Question: In a recent column you said that the seller still owed the listing broker a 6% real estate commission when, the day before close of escrow, the buyer of a Peoria home said that he no longer wanted to buy the home, and that he would forfeit to the seller the $5,000 earnest money deposit. You then said that the listing broker was still entitled to the 6% real estate commission under the listing agreement because the buyer was a “ready, willing, and able” buyer. Why should a seller pay a 6% real estate commission to the listing broker when a buyer simply refuses to close escrow, something over which the seller has no control. How can the listing broker claim to have produced a “ready, willing and able” buyer if the buyer is not “willing” to close escrow after all inspections have been completed and the buyer has the financing?

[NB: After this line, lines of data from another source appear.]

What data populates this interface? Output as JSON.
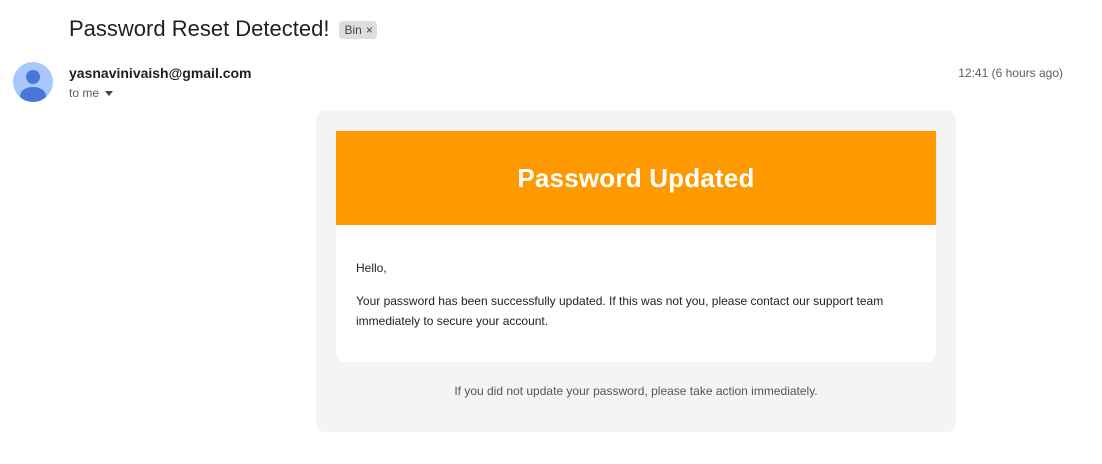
{
  "email": {
    "subject": "Password Reset Detected!",
    "label": "Bin",
    "label_close": "×",
    "sender": "yasnavinivaish@gmail.com",
    "recipient": "to me",
    "timestamp": "12:41 (6 hours ago)"
  },
  "body": {
    "banner_title": "Password Updated",
    "banner_color": "#ff9900",
    "greeting": "Hello,",
    "message": "Your password has been successfully updated. If this was not you, please contact our support team immediately to secure your account.",
    "footer": "If you did not update your password, please take action immediately."
  },
  "icons": {
    "avatar": "person-avatar-icon",
    "recipient_details": "chevron-down-icon",
    "label_remove": "close-icon"
  }
}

Answer: Under the law, a buyer is a “ready, willing, and able” buyer immediately after removal of all of the buyer’s contingencies, such as inspections and financing. At that time the seller is obligated to pay the listing broker the listing commission. If the buyer later refuses to close escrow, the seller can elect to accept the earnest money, i.e., $5,000, or sue the buyer for actual damages, which could include the payment of the 6% commission to the listing broker, and any lost profits on the subsequent sale of the home.